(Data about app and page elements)
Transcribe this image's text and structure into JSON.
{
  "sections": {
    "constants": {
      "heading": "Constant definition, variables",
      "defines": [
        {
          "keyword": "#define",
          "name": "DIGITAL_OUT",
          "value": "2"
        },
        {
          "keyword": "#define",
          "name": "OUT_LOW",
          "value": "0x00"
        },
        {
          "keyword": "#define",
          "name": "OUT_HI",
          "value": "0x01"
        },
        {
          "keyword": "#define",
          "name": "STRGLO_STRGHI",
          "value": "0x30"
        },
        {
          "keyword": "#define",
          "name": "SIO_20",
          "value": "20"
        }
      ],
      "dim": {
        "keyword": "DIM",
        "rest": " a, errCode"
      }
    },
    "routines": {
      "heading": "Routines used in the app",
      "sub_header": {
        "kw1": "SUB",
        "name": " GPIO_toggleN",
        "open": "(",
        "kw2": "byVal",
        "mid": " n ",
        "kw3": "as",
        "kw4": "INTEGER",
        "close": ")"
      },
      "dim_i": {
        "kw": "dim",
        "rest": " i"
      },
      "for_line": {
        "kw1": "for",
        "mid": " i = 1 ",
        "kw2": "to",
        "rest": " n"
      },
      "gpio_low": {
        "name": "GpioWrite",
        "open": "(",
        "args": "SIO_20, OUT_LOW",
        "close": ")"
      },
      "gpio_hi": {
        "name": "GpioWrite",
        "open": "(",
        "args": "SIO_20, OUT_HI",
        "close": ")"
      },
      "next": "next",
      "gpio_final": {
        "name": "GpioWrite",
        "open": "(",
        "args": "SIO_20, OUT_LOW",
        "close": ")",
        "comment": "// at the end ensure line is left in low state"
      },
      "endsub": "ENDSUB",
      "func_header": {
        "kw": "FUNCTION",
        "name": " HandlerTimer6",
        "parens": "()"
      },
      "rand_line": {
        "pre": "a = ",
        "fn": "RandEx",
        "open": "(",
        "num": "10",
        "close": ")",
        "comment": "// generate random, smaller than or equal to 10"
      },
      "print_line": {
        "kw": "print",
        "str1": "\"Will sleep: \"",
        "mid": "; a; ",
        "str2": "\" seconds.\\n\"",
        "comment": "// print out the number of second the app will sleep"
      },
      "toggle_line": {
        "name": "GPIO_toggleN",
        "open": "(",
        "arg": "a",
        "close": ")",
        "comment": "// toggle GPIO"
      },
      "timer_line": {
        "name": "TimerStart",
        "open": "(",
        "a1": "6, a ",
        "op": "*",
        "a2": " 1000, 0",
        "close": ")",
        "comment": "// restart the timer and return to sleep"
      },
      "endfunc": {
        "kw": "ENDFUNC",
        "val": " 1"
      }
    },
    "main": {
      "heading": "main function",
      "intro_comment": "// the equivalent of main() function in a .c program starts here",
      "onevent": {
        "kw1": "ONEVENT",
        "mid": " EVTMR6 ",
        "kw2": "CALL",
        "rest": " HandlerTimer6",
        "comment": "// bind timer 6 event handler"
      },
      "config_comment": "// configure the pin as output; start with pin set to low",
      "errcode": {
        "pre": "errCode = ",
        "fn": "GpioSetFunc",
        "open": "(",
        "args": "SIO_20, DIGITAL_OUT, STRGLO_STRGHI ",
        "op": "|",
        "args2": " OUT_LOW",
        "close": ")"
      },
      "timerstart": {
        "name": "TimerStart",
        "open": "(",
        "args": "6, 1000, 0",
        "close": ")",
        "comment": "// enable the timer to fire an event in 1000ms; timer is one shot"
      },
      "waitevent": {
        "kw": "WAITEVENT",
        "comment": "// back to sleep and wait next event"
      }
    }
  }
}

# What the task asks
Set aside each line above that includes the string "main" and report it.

# Solution to the exercise
    "main": {
      "heading": "main function",
      "intro_comment": "// the equivalent of main() function in a .c program starts here",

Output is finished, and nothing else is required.